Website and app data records
━━━━━━━━━━━━━━━━━━━━
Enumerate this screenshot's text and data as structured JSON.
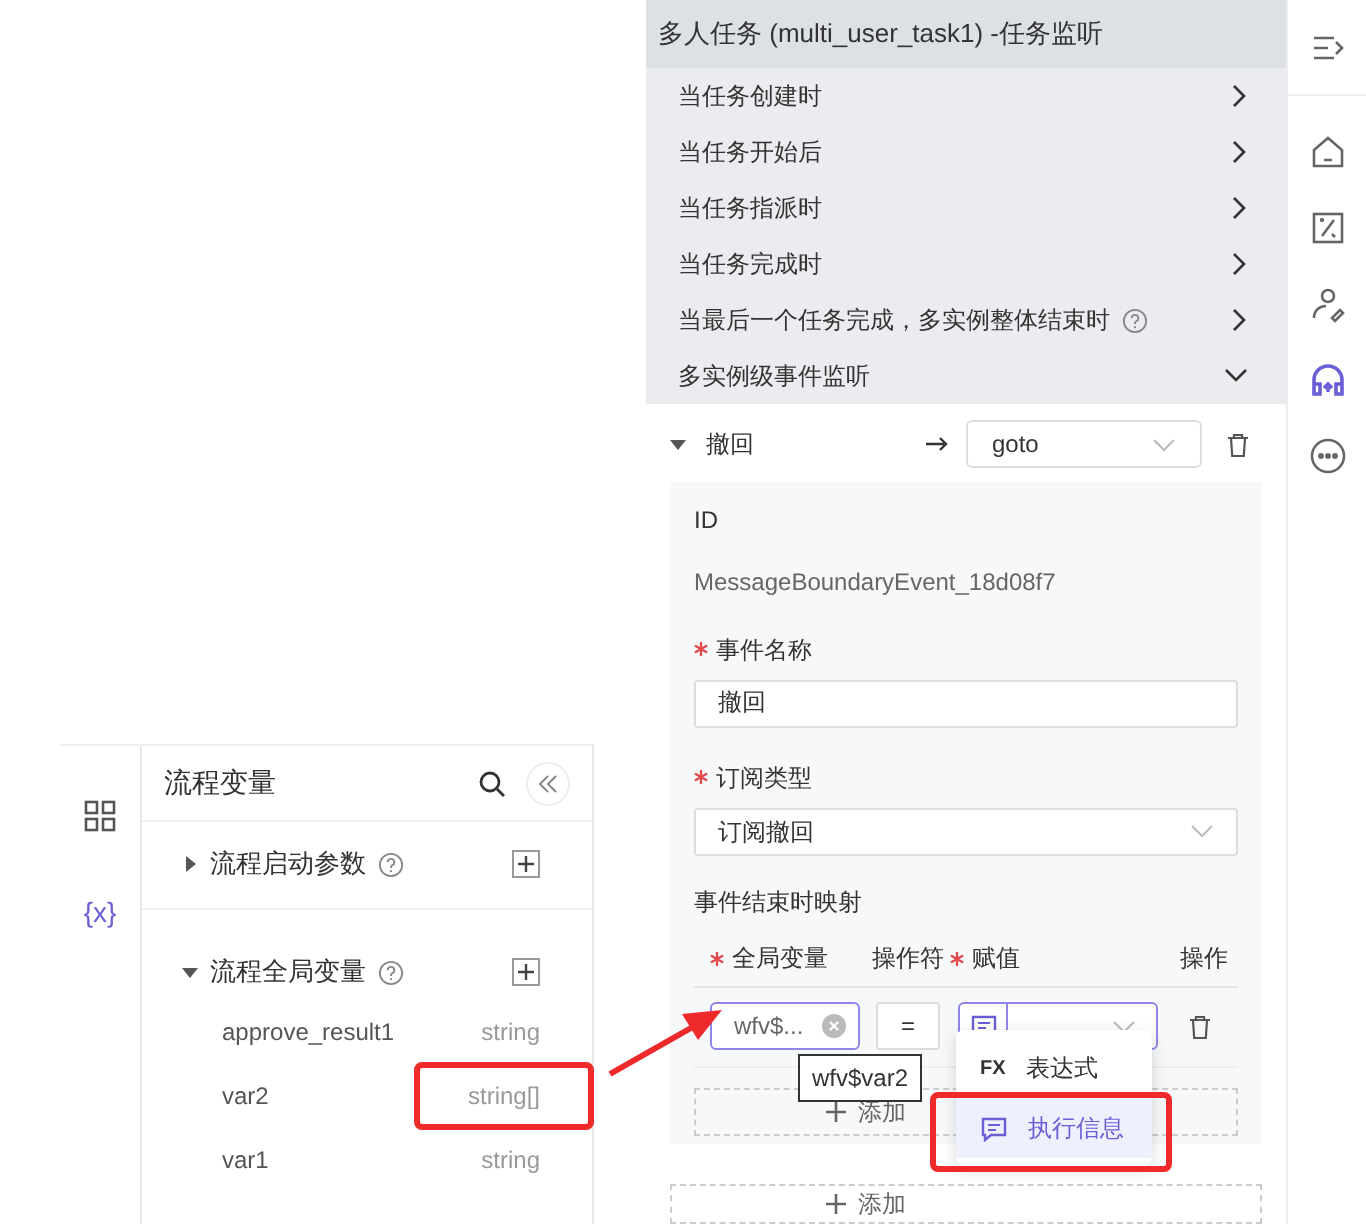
{
  "listener_panel": {
    "title": "多人任务 (multi_user_task1) -任务监听",
    "sections": [
      {
        "label": "当任务创建时",
        "expanded": false,
        "help": false
      },
      {
        "label": "当任务开始后",
        "expanded": false,
        "help": false
      },
      {
        "label": "当任务指派时",
        "expanded": false,
        "help": false
      },
      {
        "label": "当任务完成时",
        "expanded": false,
        "help": false
      },
      {
        "label": "当最后一个任务完成，多实例整体结束时",
        "expanded": false,
        "help": true
      },
      {
        "label": "多实例级事件监听",
        "expanded": true,
        "help": false
      }
    ]
  },
  "event": {
    "name": "撤回",
    "expanded": true,
    "action": "goto",
    "id_label": "ID",
    "id_value": "MessageBoundaryEvent_18d08f7",
    "fields": [
      {
        "label": "事件名称",
        "required": true,
        "kind": "input",
        "value": "撤回"
      },
      {
        "label": "订阅类型",
        "required": true,
        "kind": "select",
        "value": "订阅撤回"
      }
    ],
    "mapping": {
      "title": "事件结束时映射",
      "columns": [
        {
          "label": "全局变量",
          "required": true
        },
        {
          "label": "操作符",
          "required": false
        },
        {
          "label": "赋值",
          "required": true
        },
        {
          "label": "操作",
          "required": false
        }
      ],
      "rows": [
        {
          "variable": "wfv$...",
          "operator": "=",
          "tooltip": "wfv$var2"
        }
      ],
      "add_label": "添加"
    }
  },
  "add_label": "添加",
  "value_menu": [
    {
      "kind": "text",
      "icon_text": "FX",
      "label": "表达式",
      "selected": false
    },
    {
      "kind": "message",
      "label": "执行信息",
      "selected": true
    }
  ],
  "variables_panel": {
    "title": "流程变量",
    "groups": [
      {
        "label": "流程启动参数",
        "expanded": false
      },
      {
        "label": "流程全局变量",
        "expanded": true,
        "children": [
          {
            "name": "approve_result1",
            "type": "string"
          },
          {
            "name": "var2",
            "type": "string[]"
          },
          {
            "name": "var1",
            "type": "string"
          }
        ]
      }
    ]
  },
  "side_tabs": [
    {
      "kind": "grid",
      "selected": false
    },
    {
      "kind": "variable",
      "label": "{x}",
      "selected": true
    }
  ],
  "right_toolbar": [
    {
      "kind": "collapse",
      "selected": false
    },
    {
      "kind": "home",
      "selected": false
    },
    {
      "kind": "percent",
      "selected": false
    },
    {
      "kind": "user-edit",
      "selected": false
    },
    {
      "kind": "headset",
      "selected": true
    },
    {
      "kind": "more",
      "selected": false
    }
  ]
}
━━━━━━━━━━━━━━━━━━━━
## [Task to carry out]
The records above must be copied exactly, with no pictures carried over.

## [Output below]
Enumerate this screenshot's text and data as structured JSON.
{
  "listener_panel": {
    "title": "多人任务 (multi_user_task1) -任务监听",
    "sections": [
      {
        "label": "当任务创建时",
        "expanded": false,
        "help": false
      },
      {
        "label": "当任务开始后",
        "expanded": false,
        "help": false
      },
      {
        "label": "当任务指派时",
        "expanded": false,
        "help": false
      },
      {
        "label": "当任务完成时",
        "expanded": false,
        "help": false
      },
      {
        "label": "当最后一个任务完成，多实例整体结束时",
        "expanded": false,
        "help": true
      },
      {
        "label": "多实例级事件监听",
        "expanded": true,
        "help": false
      }
    ]
  },
  "event": {
    "name": "撤回",
    "expanded": true,
    "action": "goto",
    "id_label": "ID",
    "id_value": "MessageBoundaryEvent_18d08f7",
    "fields": [
      {
        "label": "事件名称",
        "required": true,
        "kind": "input",
        "value": "撤回"
      },
      {
        "label": "订阅类型",
        "required": true,
        "kind": "select",
        "value": "订阅撤回"
      }
    ],
    "mapping": {
      "title": "事件结束时映射",
      "columns": [
        {
          "label": "全局变量",
          "required": true
        },
        {
          "label": "操作符",
          "required": false
        },
        {
          "label": "赋值",
          "required": true
        },
        {
          "label": "操作",
          "required": false
        }
      ],
      "rows": [
        {
          "variable": "wfv$...",
          "operator": "=",
          "tooltip": "wfv$var2"
        }
      ],
      "add_label": "添加"
    }
  },
  "add_label": "添加",
  "value_menu": [
    {
      "kind": "text",
      "icon_text": "FX",
      "label": "表达式",
      "selected": false
    },
    {
      "kind": "message",
      "label": "执行信息",
      "selected": true
    }
  ],
  "variables_panel": {
    "title": "流程变量",
    "groups": [
      {
        "label": "流程启动参数",
        "expanded": false
      },
      {
        "label": "流程全局变量",
        "expanded": true,
        "children": [
          {
            "name": "approve_result1",
            "type": "string"
          },
          {
            "name": "var2",
            "type": "string[]"
          },
          {
            "name": "var1",
            "type": "string"
          }
        ]
      }
    ]
  },
  "side_tabs": [
    {
      "kind": "grid",
      "selected": false
    },
    {
      "kind": "variable",
      "label": "{x}",
      "selected": true
    }
  ],
  "right_toolbar": [
    {
      "kind": "collapse",
      "selected": false
    },
    {
      "kind": "home",
      "selected": false
    },
    {
      "kind": "percent",
      "selected": false
    },
    {
      "kind": "user-edit",
      "selected": false
    },
    {
      "kind": "headset",
      "selected": true
    },
    {
      "kind": "more",
      "selected": false
    }
  ]
}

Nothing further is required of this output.